But it still wasn't enough to represent all human writing systems. In order to do this an international standard called Unicode was developed (http://en.wikipedia.org/wiki/Unicode). The latest version of Unicode covers more than 109,000 characters. Like other systems, Unicode specifies what character is to be represented by what number. It is a bit different however, in that there are a few different ways of encoding that character. That is, there are different ways of writing the number in bytes. The most popular of these is called UTF-8.
UTF stands for UCS (Universal Character Set) Transformation Format, and 8 is for the length of the binary numbers used to encode the characters. Remember, there are 109,000-odd characters in Unicode, and an 8-digit binary number only goes up to 255, so how does this work? For the characters covered by ASCII, UTF-8 is actually identical to ASCII. For characters above 127, UTF-8 uses between 2 and 6 bytes to represent the character. Let's think about this in binary: for characters in the ASCII range, the binary numbers (bytes) all start with zero. For characters above that, UTF-8 uses 2 or more bytes. The first few digits of the first byte indicate how long the sequence is (2-6 bytes, remember). If it is a 2-byte sequence, the first byte starts with '110', a 3-byte sequence starts with '1110', and so on. The remaining bytes in the sequence all start with '10'. The rest of the numbers in each byte are put together to make up the actual character number in Unicode.

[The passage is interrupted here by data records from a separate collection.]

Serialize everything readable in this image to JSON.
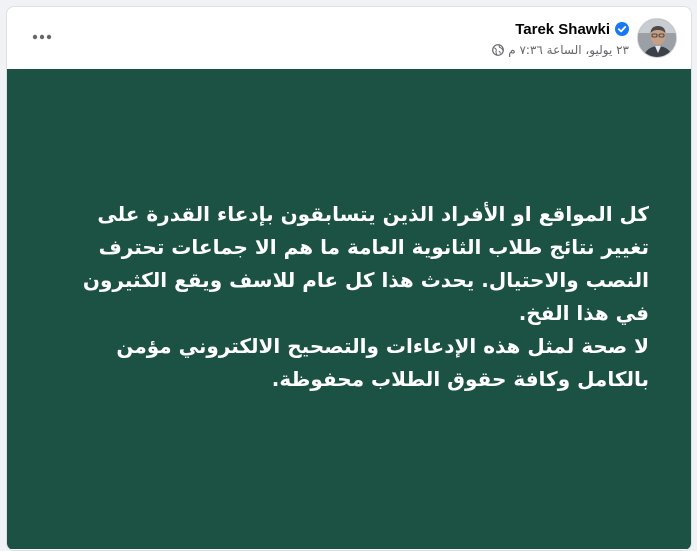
{
  "post": {
    "author": "Tarek Shawki",
    "timestamp": "٢٣ يوليو، الساعة ٧:٣٦ م",
    "body_text": "كل المواقع او الأفراد الذين يتسابقون بإدعاء القدرة على تغيير نتائج طلاب الثانوية العامة ما هم الا جماعات تحترف النصب والاحتيال. يحدث هذا كل عام للاسف ويقع الكثيرون في هذا الفخ.\nلا صحة لمثل هذه الإدعاءات والتصحيح الالكتروني مؤمن بالكامل وكافة حقوق الطلاب محفوظة.",
    "background_color": "#1b5243",
    "text_color": "#ffffff"
  },
  "icons": {
    "verified": "verified-badge-icon",
    "audience": "globe-icon",
    "more": "more-options-icon"
  }
}
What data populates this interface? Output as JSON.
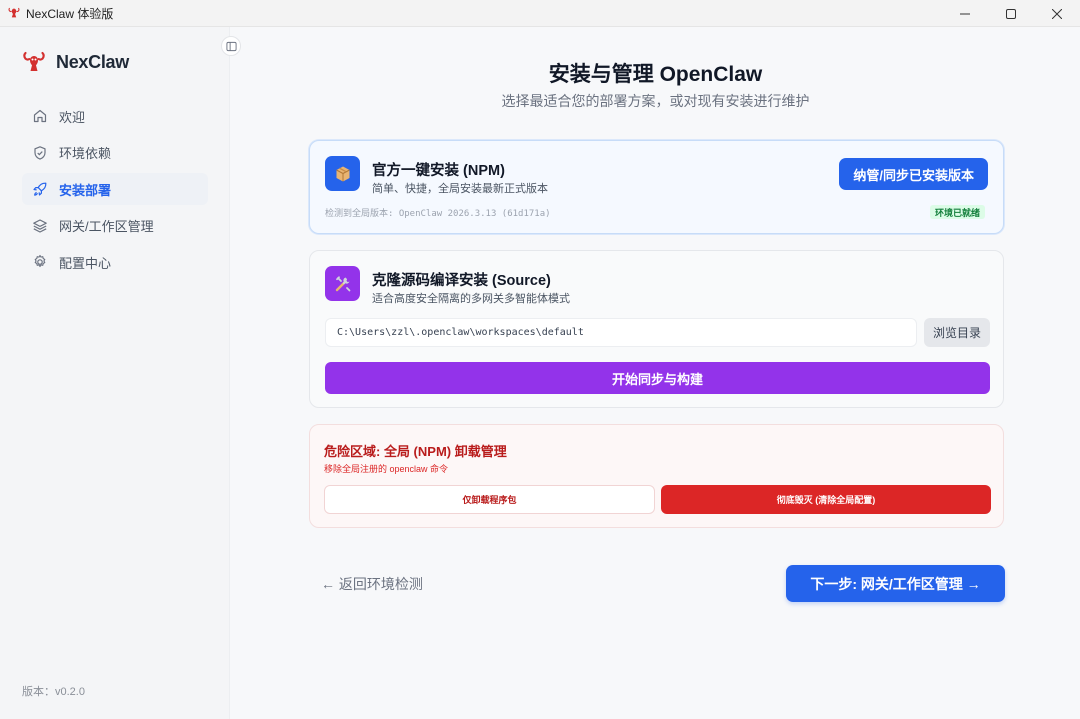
{
  "window": {
    "title": "NexClaw 体验版",
    "app_icon": "lobster-icon"
  },
  "sidebar": {
    "brand": "NexClaw",
    "items": [
      {
        "label": "欢迎",
        "icon": "home-icon",
        "active": false
      },
      {
        "label": "环境依赖",
        "icon": "shield-check-icon",
        "active": false
      },
      {
        "label": "安装部署",
        "icon": "rocket-icon",
        "active": true
      },
      {
        "label": "网关/工作区管理",
        "icon": "layers-icon",
        "active": false
      },
      {
        "label": "配置中心",
        "icon": "gear-icon",
        "active": false
      }
    ],
    "version": "版本：v0.2.0"
  },
  "main": {
    "title": "安装与管理 OpenClaw",
    "subtitle": "选择最适合您的部署方案，或对现有安装进行维护",
    "npm_card": {
      "icon": "package-icon",
      "title": "官方一键安装 (NPM)",
      "desc": "简单、快捷，全局安装最新正式版本",
      "button": "纳管/同步已安装版本",
      "detected": "检测到全局版本: OpenClaw 2026.3.13 (61d171a)",
      "badge": "环境已就绪"
    },
    "source_card": {
      "icon": "tools-icon",
      "title": "克隆源码编译安装 (Source)",
      "desc": "适合高度安全隔离的多网关多智能体模式",
      "path": "C:\\Users\\zzl\\.openclaw\\workspaces\\default",
      "browse": "浏览目录",
      "build": "开始同步与构建"
    },
    "danger_card": {
      "title": "危险区域: 全局 (NPM) 卸载管理",
      "desc": "移除全局注册的 openclaw 命令",
      "uninstall": "仅卸载程序包",
      "destroy": "彻底毁灭 (清除全局配置)"
    },
    "back": "← 返回环境检测",
    "next": "下一步: 网关/工作区管理 →"
  },
  "colors": {
    "accent": "#2563eb",
    "purple": "#9333ea",
    "danger": "#dc2626",
    "success": "#15803d"
  }
}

So, for example, the left curly quotes character: “ is number 8220 (hexadecimal 201C). In UTF-8, thats:
11100010 10000000 10011100
The first byte starts with '1110', so it's a 3-byte sequence. Strip the 1110 off the front of first byte, that leaves 0010. The next two bytes start with '10', as they are supposed to, so we strip those prefixes off too. That leaves:
0010 000000 011100
or 8220 in decimal notation. Now, all this has a couple of interesting implications that will actually be relevant to your everyday experience with computers and text. The first is that with UTF-8, because it uses these byte sequences, the computer can tell if they're broken. If it sees something like 11100010 10000000 11000010, it knows that the third byte in the sequence starting with 11100010 is missing, and something's gone wrong. The second implication, and this is something you're bound to have seen on the web, is that if a program reads text using the wrong encoding, it will display garbage characters instead of what you expect. For example, our UTF-8 left double quote sign, if read as ISO-8859-1, is three bytes long, and will come out something like: "â€œ". In a browser, we could "fix" this by changing the encoding the browser uses to read the page. The web server, or the page itself, is supposed to tell the browser which encoding to use, but this doesn't always work properly.
Back to XML
XML, like a web page, can tell whatever's reading it what character encoding to use, but the default (what happens if nothing is specified) is UTF-8. So that's what's actually underneath the "plain text" it uses.